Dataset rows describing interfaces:
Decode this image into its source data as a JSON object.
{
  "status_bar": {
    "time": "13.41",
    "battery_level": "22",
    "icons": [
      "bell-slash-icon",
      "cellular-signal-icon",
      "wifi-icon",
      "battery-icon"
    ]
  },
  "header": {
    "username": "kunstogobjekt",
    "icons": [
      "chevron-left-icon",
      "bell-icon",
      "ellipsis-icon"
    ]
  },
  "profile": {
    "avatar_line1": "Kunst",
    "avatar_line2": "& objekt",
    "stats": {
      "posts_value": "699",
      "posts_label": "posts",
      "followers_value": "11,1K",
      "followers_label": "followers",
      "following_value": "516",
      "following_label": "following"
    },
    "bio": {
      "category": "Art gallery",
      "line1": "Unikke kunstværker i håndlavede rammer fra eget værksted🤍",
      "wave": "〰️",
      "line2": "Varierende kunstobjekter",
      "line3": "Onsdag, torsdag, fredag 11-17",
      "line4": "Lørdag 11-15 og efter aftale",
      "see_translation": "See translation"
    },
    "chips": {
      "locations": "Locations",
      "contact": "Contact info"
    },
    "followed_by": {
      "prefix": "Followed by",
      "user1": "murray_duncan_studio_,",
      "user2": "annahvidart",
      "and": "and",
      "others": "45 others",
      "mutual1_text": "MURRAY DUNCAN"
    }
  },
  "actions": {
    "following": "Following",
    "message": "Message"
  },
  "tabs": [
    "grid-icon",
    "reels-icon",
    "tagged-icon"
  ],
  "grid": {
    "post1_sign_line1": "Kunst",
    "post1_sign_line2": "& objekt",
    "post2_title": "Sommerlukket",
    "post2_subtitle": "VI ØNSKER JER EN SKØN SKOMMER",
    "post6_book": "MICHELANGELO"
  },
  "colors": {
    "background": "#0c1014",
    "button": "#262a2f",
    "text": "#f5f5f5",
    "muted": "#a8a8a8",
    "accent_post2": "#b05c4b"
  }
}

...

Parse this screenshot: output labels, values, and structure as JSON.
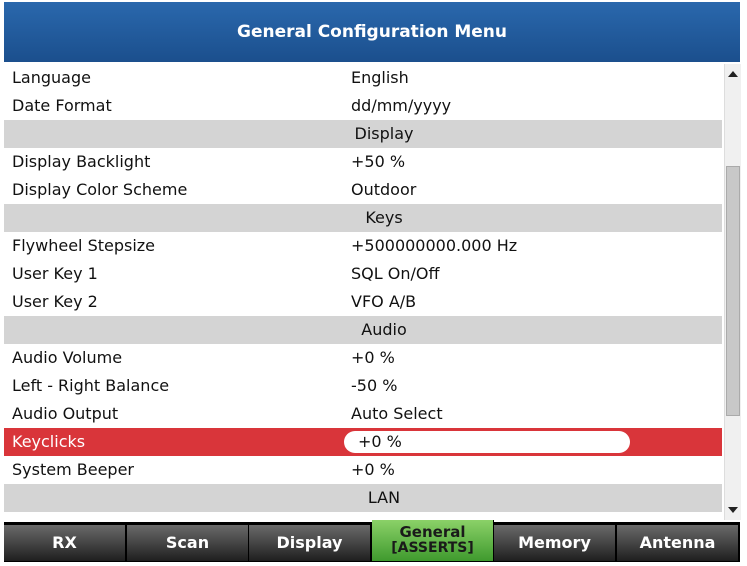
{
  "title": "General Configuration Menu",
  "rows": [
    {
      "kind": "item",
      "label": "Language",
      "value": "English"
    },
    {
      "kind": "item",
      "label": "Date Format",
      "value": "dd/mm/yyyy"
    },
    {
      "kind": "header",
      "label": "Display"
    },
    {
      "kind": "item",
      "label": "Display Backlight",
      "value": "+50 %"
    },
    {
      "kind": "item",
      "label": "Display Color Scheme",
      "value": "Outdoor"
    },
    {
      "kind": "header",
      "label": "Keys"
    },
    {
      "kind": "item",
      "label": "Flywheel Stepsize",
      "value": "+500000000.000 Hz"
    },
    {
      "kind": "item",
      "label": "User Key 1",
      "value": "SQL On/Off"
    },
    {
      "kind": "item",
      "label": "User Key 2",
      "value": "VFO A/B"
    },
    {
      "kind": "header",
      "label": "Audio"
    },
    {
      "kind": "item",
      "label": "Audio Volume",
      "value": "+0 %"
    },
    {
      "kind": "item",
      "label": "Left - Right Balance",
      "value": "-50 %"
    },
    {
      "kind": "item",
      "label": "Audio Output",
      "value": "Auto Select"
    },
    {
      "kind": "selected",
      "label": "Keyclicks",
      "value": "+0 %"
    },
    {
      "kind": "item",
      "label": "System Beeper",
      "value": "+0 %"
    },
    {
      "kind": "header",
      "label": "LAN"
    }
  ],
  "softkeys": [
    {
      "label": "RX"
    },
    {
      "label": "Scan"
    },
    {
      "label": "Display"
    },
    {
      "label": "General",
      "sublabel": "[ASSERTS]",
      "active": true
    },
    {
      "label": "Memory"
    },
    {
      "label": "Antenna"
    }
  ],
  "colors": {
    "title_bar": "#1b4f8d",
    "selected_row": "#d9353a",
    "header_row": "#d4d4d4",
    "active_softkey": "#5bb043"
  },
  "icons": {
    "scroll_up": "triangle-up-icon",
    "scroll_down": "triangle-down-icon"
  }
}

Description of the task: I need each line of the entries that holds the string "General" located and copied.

Response area:
  "title": "General Configuration Menu",
      "label": "General",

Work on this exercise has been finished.